◆ **TASK DIRECTIONS**
Write down each entry again, exactly as it reads.
[DATASET ENTRIES Boundary: Start]
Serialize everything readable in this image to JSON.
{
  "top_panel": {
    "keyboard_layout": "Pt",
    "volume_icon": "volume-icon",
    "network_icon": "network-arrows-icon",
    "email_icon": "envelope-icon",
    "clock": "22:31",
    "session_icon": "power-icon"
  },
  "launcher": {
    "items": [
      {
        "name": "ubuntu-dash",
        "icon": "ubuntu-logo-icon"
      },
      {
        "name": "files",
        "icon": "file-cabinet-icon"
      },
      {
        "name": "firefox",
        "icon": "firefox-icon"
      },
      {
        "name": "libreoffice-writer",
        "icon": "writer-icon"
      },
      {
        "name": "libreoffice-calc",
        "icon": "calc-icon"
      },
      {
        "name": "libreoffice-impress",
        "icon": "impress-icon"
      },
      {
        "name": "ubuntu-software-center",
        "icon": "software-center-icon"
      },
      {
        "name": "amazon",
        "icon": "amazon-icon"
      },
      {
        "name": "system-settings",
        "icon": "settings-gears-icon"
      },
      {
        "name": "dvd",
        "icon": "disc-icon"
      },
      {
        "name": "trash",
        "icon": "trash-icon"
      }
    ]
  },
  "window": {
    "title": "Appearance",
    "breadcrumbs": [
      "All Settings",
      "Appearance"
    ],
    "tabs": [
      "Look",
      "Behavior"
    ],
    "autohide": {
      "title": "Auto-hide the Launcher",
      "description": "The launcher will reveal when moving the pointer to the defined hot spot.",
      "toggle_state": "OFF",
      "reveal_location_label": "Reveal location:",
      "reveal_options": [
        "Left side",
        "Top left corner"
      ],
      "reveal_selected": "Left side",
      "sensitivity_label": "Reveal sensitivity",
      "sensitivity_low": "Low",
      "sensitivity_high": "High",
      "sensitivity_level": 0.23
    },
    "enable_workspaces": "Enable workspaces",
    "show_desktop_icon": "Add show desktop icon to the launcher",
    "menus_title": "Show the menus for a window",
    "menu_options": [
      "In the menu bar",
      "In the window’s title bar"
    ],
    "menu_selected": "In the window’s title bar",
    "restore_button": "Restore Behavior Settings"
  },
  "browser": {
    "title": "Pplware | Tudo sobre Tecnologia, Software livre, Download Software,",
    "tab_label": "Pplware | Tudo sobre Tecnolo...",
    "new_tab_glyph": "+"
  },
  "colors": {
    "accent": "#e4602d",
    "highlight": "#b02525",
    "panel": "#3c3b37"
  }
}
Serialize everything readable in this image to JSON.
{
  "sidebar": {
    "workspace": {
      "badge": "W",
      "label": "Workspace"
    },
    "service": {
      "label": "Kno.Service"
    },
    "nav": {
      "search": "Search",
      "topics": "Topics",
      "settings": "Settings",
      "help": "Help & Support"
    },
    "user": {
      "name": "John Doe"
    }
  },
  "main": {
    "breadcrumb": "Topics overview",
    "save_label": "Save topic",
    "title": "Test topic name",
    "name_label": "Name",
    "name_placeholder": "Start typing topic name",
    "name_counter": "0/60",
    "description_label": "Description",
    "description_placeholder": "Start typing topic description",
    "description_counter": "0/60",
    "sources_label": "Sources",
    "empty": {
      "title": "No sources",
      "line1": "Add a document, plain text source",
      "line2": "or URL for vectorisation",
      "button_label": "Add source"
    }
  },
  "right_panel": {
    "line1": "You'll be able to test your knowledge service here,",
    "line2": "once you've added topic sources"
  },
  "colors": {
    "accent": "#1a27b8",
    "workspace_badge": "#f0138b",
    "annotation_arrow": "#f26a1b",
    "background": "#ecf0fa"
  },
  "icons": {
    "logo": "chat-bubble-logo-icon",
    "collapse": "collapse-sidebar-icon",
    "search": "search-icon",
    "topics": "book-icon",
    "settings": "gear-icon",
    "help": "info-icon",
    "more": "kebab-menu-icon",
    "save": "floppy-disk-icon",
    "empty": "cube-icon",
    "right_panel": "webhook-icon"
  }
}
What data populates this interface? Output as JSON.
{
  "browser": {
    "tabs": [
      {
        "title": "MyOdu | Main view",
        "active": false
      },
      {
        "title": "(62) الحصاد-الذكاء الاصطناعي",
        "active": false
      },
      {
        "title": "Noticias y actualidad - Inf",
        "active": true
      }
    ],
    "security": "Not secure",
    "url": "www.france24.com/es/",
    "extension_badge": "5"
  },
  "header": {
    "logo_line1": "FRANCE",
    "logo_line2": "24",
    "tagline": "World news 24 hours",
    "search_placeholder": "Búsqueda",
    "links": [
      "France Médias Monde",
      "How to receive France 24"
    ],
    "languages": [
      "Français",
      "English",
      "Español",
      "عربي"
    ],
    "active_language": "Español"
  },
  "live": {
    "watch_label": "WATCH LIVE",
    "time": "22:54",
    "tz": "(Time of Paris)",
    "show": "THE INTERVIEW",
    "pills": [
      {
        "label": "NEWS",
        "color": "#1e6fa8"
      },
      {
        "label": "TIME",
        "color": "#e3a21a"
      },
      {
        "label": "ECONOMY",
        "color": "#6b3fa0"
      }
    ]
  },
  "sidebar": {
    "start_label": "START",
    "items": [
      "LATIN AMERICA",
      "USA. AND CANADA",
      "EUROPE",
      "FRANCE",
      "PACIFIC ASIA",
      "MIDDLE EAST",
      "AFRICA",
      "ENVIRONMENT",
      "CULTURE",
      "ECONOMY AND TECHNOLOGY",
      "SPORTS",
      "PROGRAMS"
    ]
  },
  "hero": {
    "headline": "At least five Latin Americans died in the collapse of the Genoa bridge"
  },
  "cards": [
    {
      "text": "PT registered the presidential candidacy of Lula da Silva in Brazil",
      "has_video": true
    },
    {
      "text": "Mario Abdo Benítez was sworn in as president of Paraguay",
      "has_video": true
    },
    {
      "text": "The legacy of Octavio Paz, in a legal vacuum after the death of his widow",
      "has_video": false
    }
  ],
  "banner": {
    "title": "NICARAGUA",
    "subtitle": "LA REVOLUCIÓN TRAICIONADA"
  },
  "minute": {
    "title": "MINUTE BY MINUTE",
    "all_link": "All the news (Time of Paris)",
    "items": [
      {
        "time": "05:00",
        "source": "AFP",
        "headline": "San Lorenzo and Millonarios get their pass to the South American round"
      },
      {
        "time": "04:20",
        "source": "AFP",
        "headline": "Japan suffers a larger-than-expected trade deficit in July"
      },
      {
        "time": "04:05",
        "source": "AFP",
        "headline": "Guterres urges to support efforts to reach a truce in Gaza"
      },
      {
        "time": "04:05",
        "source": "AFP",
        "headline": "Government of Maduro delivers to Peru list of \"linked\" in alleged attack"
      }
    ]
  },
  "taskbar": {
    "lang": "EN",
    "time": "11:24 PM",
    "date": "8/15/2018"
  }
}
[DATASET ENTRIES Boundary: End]
◆ **EXERCISE ANSWER**
Serialize everything readable in this image to JSON.
{
  "top_panel": {
    "keyboard_layout": "Pt",
    "volume_icon": "volume-icon",
    "network_icon": "network-arrows-icon",
    "email_icon": "envelope-icon",
    "clock": "22:31",
    "session_icon": "power-icon"
  },
  "launcher": {
    "items": [
      {
        "name": "ubuntu-dash",
        "icon": "ubuntu-logo-icon"
      },
      {
        "name": "files",
        "icon": "file-cabinet-icon"
      },
      {
        "name": "firefox",
        "icon": "firefox-icon"
      },
      {
        "name": "libreoffice-writer",
        "icon": "writer-icon"
      },
      {
        "name": "libreoffice-calc",
        "icon": "calc-icon"
      },
      {
        "name": "libreoffice-impress",
        "icon": "impress-icon"
      },
      {
        "name": "ubuntu-software-center",
        "icon": "software-center-icon"
      },
      {
        "name": "amazon",
        "icon": "amazon-icon"
      },
      {
        "name": "system-settings",
        "icon": "settings-gears-icon"
      },
      {
        "name": "dvd",
        "icon": "disc-icon"
      },
      {
        "name": "trash",
        "icon": "trash-icon"
      }
    ]
  },
  "window": {
    "title": "Appearance",
    "breadcrumbs": [
      "All Settings",
      "Appearance"
    ],
    "tabs": [
      "Look",
      "Behavior"
    ],
    "autohide": {
      "title": "Auto-hide the Launcher",
      "description": "The launcher will reveal when moving the pointer to the defined hot spot.",
      "toggle_state": "OFF",
      "reveal_location_label": "Reveal location:",
      "reveal_options": [
        "Left side",
        "Top left corner"
      ],
      "reveal_selected": "Left side",
      "sensitivity_label": "Reveal sensitivity",
      "sensitivity_low": "Low",
      "sensitivity_high": "High",
      "sensitivity_level": 0.23
    },
    "enable_workspaces": "Enable workspaces",
    "show_desktop_icon": "Add show desktop icon to the launcher",
    "menus_title": "Show the menus for a window",
    "menu_options": [
      "In the menu bar",
      "In the window’s title bar"
    ],
    "menu_selected": "In the window’s title bar",
    "restore_button": "Restore Behavior Settings"
  },
  "browser": {
    "title": "Pplware | Tudo sobre Tecnologia, Software livre, Download Software,",
    "tab_label": "Pplware | Tudo sobre Tecnolo...",
    "new_tab_glyph": "+"
  },
  "colors": {
    "accent": "#e4602d",
    "highlight": "#b02525",
    "panel": "#3c3b37"
  }
}
Serialize everything readable in this image to JSON.
{
  "sidebar": {
    "workspace": {
      "badge": "W",
      "label": "Workspace"
    },
    "service": {
      "label": "Kno.Service"
    },
    "nav": {
      "search": "Search",
      "topics": "Topics",
      "settings": "Settings",
      "help": "Help & Support"
    },
    "user": {
      "name": "John Doe"
    }
  },
  "main": {
    "breadcrumb": "Topics overview",
    "save_label": "Save topic",
    "title": "Test topic name",
    "name_label": "Name",
    "name_placeholder": "Start typing topic name",
    "name_counter": "0/60",
    "description_label": "Description",
    "description_placeholder": "Start typing topic description",
    "description_counter": "0/60",
    "sources_label": "Sources",
    "empty": {
      "title": "No sources",
      "line1": "Add a document, plain text source",
      "line2": "or URL for vectorisation",
      "button_label": "Add source"
    }
  },
  "right_panel": {
    "line1": "You'll be able to test your knowledge service here,",
    "line2": "once you've added topic sources"
  },
  "colors": {
    "accent": "#1a27b8",
    "workspace_badge": "#f0138b",
    "annotation_arrow": "#f26a1b",
    "background": "#ecf0fa"
  },
  "icons": {
    "logo": "chat-bubble-logo-icon",
    "collapse": "collapse-sidebar-icon",
    "search": "search-icon",
    "topics": "book-icon",
    "settings": "gear-icon",
    "help": "info-icon",
    "more": "kebab-menu-icon",
    "save": "floppy-disk-icon",
    "empty": "cube-icon",
    "right_panel": "webhook-icon"
  }
}
What data populates this interface? Output as JSON.
{
  "browser": {
    "tabs": [
      {
        "title": "MyOdu | Main view",
        "active": false
      },
      {
        "title": "(62) الحصاد-الذكاء الاصطناعي",
        "active": false
      },
      {
        "title": "Noticias y actualidad - Inf",
        "active": true
      }
    ],
    "security": "Not secure",
    "url": "www.france24.com/es/",
    "extension_badge": "5"
  },
  "header": {
    "logo_line1": "FRANCE",
    "logo_line2": "24",
    "tagline": "World news 24 hours",
    "search_placeholder": "Búsqueda",
    "links": [
      "France Médias Monde",
      "How to receive France 24"
    ],
    "languages": [
      "Français",
      "English",
      "Español",
      "عربي"
    ],
    "active_language": "Español"
  },
  "live": {
    "watch_label": "WATCH LIVE",
    "time": "22:54",
    "tz": "(Time of Paris)",
    "show": "THE INTERVIEW",
    "pills": [
      {
        "label": "NEWS",
        "color": "#1e6fa8"
      },
      {
        "label": "TIME",
        "color": "#e3a21a"
      },
      {
        "label": "ECONOMY",
        "color": "#6b3fa0"
      }
    ]
  },
  "sidebar": {
    "start_label": "START",
    "items": [
      "LATIN AMERICA",
      "USA. AND CANADA",
      "EUROPE",
      "FRANCE",
      "PACIFIC ASIA",
      "MIDDLE EAST",
      "AFRICA",
      "ENVIRONMENT",
      "CULTURE",
      "ECONOMY AND TECHNOLOGY",
      "SPORTS",
      "PROGRAMS"
    ]
  },
  "hero": {
    "headline": "At least five Latin Americans died in the collapse of the Genoa bridge"
  },
  "cards": [
    {
      "text": "PT registered the presidential candidacy of Lula da Silva in Brazil",
      "has_video": true
    },
    {
      "text": "Mario Abdo Benítez was sworn in as president of Paraguay",
      "has_video": true
    },
    {
      "text": "The legacy of Octavio Paz, in a legal vacuum after the death of his widow",
      "has_video": false
    }
  ],
  "banner": {
    "title": "NICARAGUA",
    "subtitle": "LA REVOLUCIÓN TRAICIONADA"
  },
  "minute": {
    "title": "MINUTE BY MINUTE",
    "all_link": "All the news (Time of Paris)",
    "items": [
      {
        "time": "05:00",
        "source": "AFP",
        "headline": "San Lorenzo and Millonarios get their pass to the South American round"
      },
      {
        "time": "04:20",
        "source": "AFP",
        "headline": "Japan suffers a larger-than-expected trade deficit in July"
      },
      {
        "time": "04:05",
        "source": "AFP",
        "headline": "Guterres urges to support efforts to reach a truce in Gaza"
      },
      {
        "time": "04:05",
        "source": "AFP",
        "headline": "Government of Maduro delivers to Peru list of \"linked\" in alleged attack"
      }
    ]
  },
  "taskbar": {
    "lang": "EN",
    "time": "11:24 PM",
    "date": "8/15/2018"
  }
}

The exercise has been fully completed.